- _YOUR GOAL_: Report every line in the listing that contains the string "this".

+===+

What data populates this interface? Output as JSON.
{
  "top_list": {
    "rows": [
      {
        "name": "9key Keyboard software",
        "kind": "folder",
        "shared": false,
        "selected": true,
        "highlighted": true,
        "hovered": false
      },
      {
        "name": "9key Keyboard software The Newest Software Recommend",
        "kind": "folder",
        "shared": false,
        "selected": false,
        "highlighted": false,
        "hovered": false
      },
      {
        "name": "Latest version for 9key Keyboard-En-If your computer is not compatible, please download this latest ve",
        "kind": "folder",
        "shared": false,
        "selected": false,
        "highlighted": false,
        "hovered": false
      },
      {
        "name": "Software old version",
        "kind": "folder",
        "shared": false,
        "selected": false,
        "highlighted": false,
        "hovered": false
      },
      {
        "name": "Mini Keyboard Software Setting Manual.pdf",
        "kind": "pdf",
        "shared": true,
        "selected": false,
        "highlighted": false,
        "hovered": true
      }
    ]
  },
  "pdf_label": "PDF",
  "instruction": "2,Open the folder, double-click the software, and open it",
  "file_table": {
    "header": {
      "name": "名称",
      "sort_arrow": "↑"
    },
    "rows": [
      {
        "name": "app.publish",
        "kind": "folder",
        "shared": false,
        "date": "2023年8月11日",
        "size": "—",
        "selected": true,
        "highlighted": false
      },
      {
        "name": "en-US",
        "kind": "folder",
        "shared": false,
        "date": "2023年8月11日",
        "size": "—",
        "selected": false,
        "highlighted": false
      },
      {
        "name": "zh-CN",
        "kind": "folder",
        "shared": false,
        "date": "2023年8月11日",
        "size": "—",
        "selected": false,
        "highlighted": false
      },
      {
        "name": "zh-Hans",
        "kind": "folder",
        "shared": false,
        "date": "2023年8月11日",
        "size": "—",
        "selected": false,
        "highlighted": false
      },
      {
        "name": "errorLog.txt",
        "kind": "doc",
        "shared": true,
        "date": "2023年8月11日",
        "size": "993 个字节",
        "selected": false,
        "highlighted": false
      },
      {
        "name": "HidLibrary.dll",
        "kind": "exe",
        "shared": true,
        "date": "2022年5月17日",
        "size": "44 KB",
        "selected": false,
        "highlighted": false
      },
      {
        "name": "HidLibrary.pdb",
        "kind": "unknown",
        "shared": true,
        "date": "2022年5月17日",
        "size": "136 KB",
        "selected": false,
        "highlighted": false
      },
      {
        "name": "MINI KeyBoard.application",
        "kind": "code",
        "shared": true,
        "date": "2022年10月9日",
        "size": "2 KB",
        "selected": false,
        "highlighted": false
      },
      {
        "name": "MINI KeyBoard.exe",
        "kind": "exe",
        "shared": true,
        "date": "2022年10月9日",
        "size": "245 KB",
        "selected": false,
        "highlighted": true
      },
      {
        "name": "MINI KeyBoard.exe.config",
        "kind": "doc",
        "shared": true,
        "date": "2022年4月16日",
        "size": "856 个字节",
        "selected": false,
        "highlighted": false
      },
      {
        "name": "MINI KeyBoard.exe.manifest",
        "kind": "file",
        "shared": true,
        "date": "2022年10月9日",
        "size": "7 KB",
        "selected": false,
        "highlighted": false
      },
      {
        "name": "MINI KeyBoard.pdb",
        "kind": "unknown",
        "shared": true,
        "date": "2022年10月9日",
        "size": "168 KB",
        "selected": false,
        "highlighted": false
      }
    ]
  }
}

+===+

- _THE COMPLETED TASK_:
What data populates this interface? Output as JSON.
        "name": "Latest version for 9key Keyboard-En-If your computer is not compatible, please download this latest ve",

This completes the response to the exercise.